Compelling noise techno from the L.I.E.S. boss.
You could even call Disappearer polished by Morelli's standards. Sure, it's full of distorted textures and harsh metallic sounds, but there are also some club tracks that won't clear the dance floor. "Laugh Taker," a killer seven-minute stretch of hissing drums, will get a crowd moving, and it could even play well with more functional high-tempo techno. "Re-Runs" gets an enticing groove going with syncopated hi-hats and toms, but, as usual, Morelli refuses to placate us with a four-to-the-floor kick drum. On "Disappearer," he shrieks over a 100-BPM beat that, in its own dark and twisted way, almost resembles dancehall.

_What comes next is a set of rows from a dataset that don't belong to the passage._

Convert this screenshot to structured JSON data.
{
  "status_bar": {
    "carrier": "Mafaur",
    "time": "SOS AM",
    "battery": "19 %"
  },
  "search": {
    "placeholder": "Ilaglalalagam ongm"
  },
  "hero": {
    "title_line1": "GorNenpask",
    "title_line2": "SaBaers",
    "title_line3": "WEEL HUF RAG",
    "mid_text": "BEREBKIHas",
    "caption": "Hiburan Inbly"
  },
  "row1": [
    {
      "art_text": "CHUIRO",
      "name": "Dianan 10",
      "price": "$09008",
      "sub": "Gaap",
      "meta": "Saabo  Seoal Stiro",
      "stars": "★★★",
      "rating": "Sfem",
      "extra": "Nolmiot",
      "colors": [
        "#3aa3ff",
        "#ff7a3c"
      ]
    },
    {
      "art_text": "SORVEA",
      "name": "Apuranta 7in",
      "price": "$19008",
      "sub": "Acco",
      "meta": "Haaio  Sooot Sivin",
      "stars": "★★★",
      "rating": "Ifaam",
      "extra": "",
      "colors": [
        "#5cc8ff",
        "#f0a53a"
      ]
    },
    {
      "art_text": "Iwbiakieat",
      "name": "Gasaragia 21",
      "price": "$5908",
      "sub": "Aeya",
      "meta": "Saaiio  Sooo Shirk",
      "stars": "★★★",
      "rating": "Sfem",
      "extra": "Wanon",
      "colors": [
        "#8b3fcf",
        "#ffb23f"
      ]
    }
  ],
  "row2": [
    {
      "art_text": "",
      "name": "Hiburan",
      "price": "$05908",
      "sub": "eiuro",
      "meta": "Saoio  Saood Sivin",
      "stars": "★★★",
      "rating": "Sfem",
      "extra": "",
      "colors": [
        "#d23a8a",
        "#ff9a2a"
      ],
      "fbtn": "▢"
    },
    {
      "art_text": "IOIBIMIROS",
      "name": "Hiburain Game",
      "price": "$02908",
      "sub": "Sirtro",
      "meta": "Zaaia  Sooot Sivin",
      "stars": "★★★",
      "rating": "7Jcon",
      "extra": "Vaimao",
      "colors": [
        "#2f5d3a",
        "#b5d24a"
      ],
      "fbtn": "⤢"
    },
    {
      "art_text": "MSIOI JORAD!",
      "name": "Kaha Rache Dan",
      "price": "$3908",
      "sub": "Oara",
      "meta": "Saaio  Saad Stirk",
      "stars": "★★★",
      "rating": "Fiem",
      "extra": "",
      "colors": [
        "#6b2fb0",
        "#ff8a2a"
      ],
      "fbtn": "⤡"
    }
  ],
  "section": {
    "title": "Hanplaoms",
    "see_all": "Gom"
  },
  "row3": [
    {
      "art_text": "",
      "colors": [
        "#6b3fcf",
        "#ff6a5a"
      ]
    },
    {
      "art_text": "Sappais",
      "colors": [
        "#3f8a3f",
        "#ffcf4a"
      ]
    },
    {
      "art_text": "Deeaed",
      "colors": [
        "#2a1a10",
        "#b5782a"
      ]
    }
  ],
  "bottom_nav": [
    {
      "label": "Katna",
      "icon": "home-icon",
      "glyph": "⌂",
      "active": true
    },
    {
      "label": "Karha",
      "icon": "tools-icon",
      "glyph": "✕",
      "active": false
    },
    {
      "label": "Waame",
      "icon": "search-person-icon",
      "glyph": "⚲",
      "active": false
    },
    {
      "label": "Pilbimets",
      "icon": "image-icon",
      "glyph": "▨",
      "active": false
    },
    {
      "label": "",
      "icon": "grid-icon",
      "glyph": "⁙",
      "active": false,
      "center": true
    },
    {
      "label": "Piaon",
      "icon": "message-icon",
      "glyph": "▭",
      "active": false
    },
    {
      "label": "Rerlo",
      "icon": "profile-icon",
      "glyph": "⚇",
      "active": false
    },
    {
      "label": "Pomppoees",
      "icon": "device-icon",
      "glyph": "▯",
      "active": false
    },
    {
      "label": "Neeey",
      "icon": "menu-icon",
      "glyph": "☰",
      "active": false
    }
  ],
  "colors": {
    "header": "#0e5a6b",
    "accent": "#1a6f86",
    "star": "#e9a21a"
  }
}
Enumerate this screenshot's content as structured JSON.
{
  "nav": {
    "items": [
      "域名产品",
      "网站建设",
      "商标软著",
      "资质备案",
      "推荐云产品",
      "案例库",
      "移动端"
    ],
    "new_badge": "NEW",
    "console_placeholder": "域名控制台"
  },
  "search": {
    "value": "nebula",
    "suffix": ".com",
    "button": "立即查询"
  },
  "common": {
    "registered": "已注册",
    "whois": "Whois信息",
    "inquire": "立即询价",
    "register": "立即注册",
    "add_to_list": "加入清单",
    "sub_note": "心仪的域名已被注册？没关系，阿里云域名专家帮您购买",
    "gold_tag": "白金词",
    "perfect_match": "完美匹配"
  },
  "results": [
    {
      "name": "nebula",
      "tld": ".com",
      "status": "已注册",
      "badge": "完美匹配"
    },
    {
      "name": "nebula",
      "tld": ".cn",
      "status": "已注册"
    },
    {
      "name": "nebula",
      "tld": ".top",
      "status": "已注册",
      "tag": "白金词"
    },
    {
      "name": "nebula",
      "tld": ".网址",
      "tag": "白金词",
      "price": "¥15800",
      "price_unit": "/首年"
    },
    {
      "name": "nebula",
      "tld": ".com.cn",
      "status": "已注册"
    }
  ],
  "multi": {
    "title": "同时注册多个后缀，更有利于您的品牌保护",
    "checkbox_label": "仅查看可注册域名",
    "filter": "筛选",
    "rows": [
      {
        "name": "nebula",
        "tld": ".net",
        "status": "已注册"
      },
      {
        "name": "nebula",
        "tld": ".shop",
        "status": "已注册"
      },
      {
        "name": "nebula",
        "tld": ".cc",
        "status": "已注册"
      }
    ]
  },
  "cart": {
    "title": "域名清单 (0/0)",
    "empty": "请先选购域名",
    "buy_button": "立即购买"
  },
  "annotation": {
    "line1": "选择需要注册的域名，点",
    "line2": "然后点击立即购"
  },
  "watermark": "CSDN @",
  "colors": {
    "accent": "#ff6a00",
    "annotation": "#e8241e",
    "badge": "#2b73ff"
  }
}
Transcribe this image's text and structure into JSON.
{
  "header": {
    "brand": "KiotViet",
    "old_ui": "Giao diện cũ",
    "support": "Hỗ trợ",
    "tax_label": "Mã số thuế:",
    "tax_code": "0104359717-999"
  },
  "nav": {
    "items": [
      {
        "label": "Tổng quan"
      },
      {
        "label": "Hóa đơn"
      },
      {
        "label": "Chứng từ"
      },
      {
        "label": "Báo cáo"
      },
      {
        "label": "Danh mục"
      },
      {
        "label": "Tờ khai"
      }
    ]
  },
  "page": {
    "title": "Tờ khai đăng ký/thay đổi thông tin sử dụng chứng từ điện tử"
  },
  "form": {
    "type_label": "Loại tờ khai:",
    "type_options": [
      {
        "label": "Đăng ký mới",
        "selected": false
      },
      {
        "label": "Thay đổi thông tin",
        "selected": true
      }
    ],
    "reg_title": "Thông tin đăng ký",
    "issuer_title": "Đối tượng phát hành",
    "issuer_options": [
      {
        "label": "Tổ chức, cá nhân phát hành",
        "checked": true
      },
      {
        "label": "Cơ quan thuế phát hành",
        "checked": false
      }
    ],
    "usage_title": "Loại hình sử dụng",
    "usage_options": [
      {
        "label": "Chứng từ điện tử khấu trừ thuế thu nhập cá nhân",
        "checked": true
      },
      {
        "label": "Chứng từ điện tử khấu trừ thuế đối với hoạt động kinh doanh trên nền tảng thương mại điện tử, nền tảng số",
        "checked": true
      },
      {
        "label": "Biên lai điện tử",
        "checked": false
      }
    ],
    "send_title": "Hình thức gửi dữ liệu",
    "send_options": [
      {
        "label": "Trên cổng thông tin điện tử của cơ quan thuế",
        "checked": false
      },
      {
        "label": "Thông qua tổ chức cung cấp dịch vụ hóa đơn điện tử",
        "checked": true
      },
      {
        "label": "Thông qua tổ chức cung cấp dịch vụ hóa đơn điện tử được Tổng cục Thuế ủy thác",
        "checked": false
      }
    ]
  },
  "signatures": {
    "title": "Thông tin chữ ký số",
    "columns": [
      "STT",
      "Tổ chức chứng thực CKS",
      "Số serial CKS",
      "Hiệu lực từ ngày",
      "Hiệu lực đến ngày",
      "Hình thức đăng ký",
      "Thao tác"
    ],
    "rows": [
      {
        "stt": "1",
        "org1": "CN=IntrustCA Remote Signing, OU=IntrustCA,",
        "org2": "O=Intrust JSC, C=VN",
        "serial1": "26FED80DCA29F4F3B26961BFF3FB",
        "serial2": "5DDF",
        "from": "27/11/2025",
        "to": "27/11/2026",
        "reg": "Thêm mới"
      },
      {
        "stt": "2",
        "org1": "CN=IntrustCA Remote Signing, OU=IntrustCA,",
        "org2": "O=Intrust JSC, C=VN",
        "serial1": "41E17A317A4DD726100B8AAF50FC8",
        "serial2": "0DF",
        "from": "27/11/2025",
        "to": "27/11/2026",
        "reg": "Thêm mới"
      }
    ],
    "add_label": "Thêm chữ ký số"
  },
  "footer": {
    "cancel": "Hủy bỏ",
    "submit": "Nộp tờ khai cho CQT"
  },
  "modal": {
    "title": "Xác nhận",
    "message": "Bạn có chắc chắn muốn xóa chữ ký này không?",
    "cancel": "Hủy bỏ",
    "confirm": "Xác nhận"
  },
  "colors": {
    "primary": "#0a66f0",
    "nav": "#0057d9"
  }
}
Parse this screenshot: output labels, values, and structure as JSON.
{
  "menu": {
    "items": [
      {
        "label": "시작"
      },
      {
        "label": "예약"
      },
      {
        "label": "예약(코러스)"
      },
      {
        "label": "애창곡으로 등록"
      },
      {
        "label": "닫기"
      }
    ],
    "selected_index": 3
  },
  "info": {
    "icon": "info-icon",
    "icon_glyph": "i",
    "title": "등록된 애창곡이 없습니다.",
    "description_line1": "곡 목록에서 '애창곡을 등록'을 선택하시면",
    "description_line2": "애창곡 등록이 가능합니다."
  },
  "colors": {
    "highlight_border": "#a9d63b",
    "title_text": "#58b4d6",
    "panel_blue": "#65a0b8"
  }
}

There are moments when Morelli turns the chaos dial up a little. On "Hole In The Head," his mumbling gets caught in the violent feedback loop of a delay pedal, making for a kind of nightmare dub effect over hammering kick drums. "Border Dust (202 Version)" is one of the crunchiest cuts here, with the distortion applied so thick that the contours start to cave in. The rhythmic tracks are complemented by some richly detailed synth experiments. You could easily imagine the creeping, dissonant drones of "AM Drowner" as the soundtrack to one of Lars Von Trier's more irksome film scenes. "Men Visible From Window" is pretty disturbing too, its bowed-metal synths layered with distant screams for help. In interviews Morelli has used the term "stress music" to describe what he does—"that energy can be used in many ways, positive and negative," he told XLR8R. On Disappearer he successfully metabolizes that stress, using it to fuel the sense of urgency that pulls you in and keeps you in its grip.